Start of Block

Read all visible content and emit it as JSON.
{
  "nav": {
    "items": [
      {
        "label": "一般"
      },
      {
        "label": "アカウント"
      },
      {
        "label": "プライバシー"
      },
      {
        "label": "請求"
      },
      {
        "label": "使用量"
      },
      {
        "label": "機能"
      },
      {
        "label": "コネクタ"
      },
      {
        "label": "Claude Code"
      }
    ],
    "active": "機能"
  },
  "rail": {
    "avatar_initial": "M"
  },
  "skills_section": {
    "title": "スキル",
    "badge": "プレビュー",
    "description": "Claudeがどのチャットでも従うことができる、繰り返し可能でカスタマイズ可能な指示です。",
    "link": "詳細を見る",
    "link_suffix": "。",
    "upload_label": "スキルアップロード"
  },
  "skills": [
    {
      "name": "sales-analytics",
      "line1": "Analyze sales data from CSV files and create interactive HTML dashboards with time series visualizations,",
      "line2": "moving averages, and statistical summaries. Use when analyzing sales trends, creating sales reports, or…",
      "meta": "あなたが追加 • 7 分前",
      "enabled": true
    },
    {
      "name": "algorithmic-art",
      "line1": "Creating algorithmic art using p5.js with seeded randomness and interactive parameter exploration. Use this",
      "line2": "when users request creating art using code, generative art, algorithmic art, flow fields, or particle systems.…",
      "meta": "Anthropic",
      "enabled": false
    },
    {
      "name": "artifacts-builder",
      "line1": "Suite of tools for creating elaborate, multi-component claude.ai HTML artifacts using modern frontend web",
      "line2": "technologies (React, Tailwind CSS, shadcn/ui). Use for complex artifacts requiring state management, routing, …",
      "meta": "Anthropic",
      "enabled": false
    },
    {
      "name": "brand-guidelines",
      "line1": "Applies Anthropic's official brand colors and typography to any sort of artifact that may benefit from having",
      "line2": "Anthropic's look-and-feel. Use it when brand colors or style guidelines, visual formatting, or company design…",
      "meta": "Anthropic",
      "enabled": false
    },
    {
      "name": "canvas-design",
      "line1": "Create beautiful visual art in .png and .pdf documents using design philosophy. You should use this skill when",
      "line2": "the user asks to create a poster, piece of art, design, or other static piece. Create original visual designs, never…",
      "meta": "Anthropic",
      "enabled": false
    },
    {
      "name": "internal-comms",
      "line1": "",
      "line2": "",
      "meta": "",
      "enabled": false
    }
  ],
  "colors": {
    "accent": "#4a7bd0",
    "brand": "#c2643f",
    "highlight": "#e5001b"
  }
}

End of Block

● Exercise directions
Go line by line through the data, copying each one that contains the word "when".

● Exercise response
      "line2": "moving averages, and statistical summaries. Use when analyzing sales trends, creating sales reports, or…",
      "line2": "when users request creating art using code, generative art, algorithmic art, flow fields, or particle systems.…",
      "line2": "Anthropic's look-and-feel. Use it when brand colors or style guidelines, visual formatting, or company design…",
      "line1": "Create beautiful visual art in .png and .pdf documents using design philosophy. You should use this skill when",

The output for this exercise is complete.